As for the murder of Gaddafi, exposed by multiple cell phone videos posted on the Internet as a lynching, Cole floats the alternative alibis that the Libyan leader died in a “firefight” or was killed trying to escape.
Cole dismisses mounting reports of tensions between different regions and the armed militias they have formed—as well as the evidence that various powers, both Western and Arab Gulf states, are intervening to promote them—insisting that the Libyan war is a “victory for the Fourth Wave of democratization.”
In response to the article, one of his readers writes, “I keep seeing reports that the rebels have been massacring black Libyans and that Tawergha [a town with a predominantly black population south of Misrata] was wiped off the map. Can you address these issues?”
Cole’s response is chilling: “There are very few black Libyans… This is not a significant divide.”
In reality, black Libyans, combined with the more than two million black African migrant workers, many of whom had lived in Libya for years, made up roughly a third of the population.

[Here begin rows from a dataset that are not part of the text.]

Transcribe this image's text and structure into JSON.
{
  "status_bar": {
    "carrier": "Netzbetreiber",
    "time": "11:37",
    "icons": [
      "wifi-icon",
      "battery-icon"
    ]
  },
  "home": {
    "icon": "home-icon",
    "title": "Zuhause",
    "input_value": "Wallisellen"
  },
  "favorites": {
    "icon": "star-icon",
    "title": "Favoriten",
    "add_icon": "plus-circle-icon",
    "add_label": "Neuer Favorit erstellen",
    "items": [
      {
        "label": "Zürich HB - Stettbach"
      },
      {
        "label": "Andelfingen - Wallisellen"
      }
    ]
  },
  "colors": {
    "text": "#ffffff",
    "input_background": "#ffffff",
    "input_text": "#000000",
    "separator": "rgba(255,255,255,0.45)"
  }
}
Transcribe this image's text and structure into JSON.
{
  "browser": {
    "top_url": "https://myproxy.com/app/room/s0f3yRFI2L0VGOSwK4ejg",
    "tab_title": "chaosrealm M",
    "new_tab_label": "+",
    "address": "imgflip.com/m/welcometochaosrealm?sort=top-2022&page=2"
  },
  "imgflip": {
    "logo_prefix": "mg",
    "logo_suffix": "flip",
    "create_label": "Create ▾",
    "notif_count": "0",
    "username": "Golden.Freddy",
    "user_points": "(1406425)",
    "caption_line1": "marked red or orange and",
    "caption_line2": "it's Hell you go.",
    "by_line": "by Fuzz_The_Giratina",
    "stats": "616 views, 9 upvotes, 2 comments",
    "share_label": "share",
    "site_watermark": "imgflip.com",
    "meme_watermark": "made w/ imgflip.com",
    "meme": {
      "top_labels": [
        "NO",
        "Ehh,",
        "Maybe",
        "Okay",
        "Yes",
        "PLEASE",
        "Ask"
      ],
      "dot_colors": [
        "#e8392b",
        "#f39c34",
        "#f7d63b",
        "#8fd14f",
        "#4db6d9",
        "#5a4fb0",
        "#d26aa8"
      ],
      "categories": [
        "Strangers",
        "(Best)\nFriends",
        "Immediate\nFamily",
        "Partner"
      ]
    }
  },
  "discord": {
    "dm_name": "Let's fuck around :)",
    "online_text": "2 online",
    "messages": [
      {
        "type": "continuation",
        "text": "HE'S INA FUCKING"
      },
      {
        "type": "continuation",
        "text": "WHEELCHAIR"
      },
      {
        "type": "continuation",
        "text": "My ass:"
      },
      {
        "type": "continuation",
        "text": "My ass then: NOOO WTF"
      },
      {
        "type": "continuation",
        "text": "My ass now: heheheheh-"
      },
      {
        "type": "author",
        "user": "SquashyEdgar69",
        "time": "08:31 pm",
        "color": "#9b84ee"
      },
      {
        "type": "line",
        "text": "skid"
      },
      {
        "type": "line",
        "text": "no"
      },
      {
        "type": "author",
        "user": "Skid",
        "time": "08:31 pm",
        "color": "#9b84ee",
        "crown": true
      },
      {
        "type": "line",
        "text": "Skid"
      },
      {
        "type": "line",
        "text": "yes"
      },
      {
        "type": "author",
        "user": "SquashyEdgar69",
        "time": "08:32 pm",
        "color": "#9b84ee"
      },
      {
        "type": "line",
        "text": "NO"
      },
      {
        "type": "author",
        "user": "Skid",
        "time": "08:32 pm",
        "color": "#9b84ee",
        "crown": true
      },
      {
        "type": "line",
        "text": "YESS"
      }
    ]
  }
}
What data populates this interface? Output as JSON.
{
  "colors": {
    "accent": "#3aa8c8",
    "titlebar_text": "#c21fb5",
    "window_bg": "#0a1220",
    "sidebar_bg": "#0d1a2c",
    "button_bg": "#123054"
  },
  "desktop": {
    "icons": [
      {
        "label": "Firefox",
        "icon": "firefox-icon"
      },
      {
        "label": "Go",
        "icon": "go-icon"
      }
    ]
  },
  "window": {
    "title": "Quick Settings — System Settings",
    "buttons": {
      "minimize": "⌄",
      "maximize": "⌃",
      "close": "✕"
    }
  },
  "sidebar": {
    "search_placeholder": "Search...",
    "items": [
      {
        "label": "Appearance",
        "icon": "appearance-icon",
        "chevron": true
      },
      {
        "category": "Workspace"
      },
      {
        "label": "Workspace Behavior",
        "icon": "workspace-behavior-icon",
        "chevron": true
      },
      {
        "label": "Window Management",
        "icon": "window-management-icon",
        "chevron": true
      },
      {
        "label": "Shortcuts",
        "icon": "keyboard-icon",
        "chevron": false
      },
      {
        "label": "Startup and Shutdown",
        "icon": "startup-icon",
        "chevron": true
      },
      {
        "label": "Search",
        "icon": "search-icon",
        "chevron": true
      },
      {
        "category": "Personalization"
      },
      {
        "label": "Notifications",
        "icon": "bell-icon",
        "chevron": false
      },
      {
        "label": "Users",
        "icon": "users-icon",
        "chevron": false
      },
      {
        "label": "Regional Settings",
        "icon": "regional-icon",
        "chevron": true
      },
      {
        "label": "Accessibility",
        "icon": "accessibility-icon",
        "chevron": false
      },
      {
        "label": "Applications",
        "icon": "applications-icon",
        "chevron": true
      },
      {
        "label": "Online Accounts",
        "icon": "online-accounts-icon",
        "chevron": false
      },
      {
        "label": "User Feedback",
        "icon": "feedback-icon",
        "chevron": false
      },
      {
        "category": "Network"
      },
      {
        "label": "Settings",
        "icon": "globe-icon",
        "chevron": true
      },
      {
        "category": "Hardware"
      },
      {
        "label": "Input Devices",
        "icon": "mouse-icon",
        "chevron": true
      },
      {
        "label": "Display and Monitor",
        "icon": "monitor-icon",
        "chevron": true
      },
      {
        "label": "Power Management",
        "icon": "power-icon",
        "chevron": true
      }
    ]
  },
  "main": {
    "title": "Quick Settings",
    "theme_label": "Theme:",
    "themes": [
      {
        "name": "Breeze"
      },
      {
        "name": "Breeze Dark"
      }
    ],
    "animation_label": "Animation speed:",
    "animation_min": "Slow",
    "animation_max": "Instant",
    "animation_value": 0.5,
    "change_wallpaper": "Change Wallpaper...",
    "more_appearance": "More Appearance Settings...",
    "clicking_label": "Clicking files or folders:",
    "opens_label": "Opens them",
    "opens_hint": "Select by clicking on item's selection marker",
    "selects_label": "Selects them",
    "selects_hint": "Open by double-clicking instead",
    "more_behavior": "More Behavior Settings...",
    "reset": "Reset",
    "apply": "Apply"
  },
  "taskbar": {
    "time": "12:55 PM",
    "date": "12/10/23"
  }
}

In his bloodthirsty enthusiasm for the imperialist victory, Cole is absolutely indifferent to the fact that thousands of these people have been murdered, tortured and imprisoned because of the color of their skin.
The professor’s conclusion is triumphalist and gives the lie to his claims that the only issue in the Libyan war was that of human rights.
“Those with investment capital who short Libya out of such overblown concerns [of impending conflicts] will only be missing a big opportunity,” he writes. “The Transitional National Council needs our support now, and the new, liberated Libya will remember who befriended it in these uncertain times. The bulls are running in Tripolitania and Cyrenaica.”
In other words, a regime that comes to power as the client of Washington and NATO can be counted on to dispense oil deals on far more lucrative terms than the ousted government of Gaddafi, as well as fat contracts for the reconstruction of the massive amount of infrastructure demolished by NATO’s bombing.
What is remarkable here, and politically significant, is the unabashed identification by a university professor who describes himself as a “left” with an exercise in imperialist violence, recolonization and assassination.
Cole’s writings and activities are emblematic of the movement to the right of a layer of academics who have been deeply corrupted by the political climate in the US and Western Europe, as well as by their own attainment of a stable perch in the upper-middle class.
There is more than a whiff of fascism in Cole’s writings. He is someone who is excited by his ability to cozy up to those in power—boasting of his briefings of intelligence and military officers—and by his being able to play some role, even if only vicariously, in the violence and killing carried out by American imperialism. With Libya, he evidently feels that he has come into his own.
Under conditions of deepening social crisis, growing social polarization and emerging class struggle in America and internationally, such an evolution has a deep historical significance.
In the 1920s in Weimar Germany there was not a small number of German academics and intellectuals who began an evolution to the right that ended a decade later with their shouting “Sieg Heil!” Individuals like Martin Heidegger and Carl Schmitt were prominent among this layer, which also found a diseased attraction in Nazism’s violence and killing.
Before an authoritarian regime can come to power in America, the ruling elite requires the services of academics and lumpen-intellectuals like Cole to help lay the ideological groundwork and prepare public opinion by becoming the defenders and justifiers of the crimes of the state.
Cole’s posturing as a “man of the left” has become more and more preposterous. Among an increasing number of people familiar with his role, the mention of his name evokes feelings of political revulsion. There is, to put it bluntly, an unpleasant odor surrounding his intellectual reputation.
The author also recommends:
The case of Professor Juan Cole
[1 April 2011]
An open letter to Professor Juan Cole: A reply to a slander
[10 August 2011]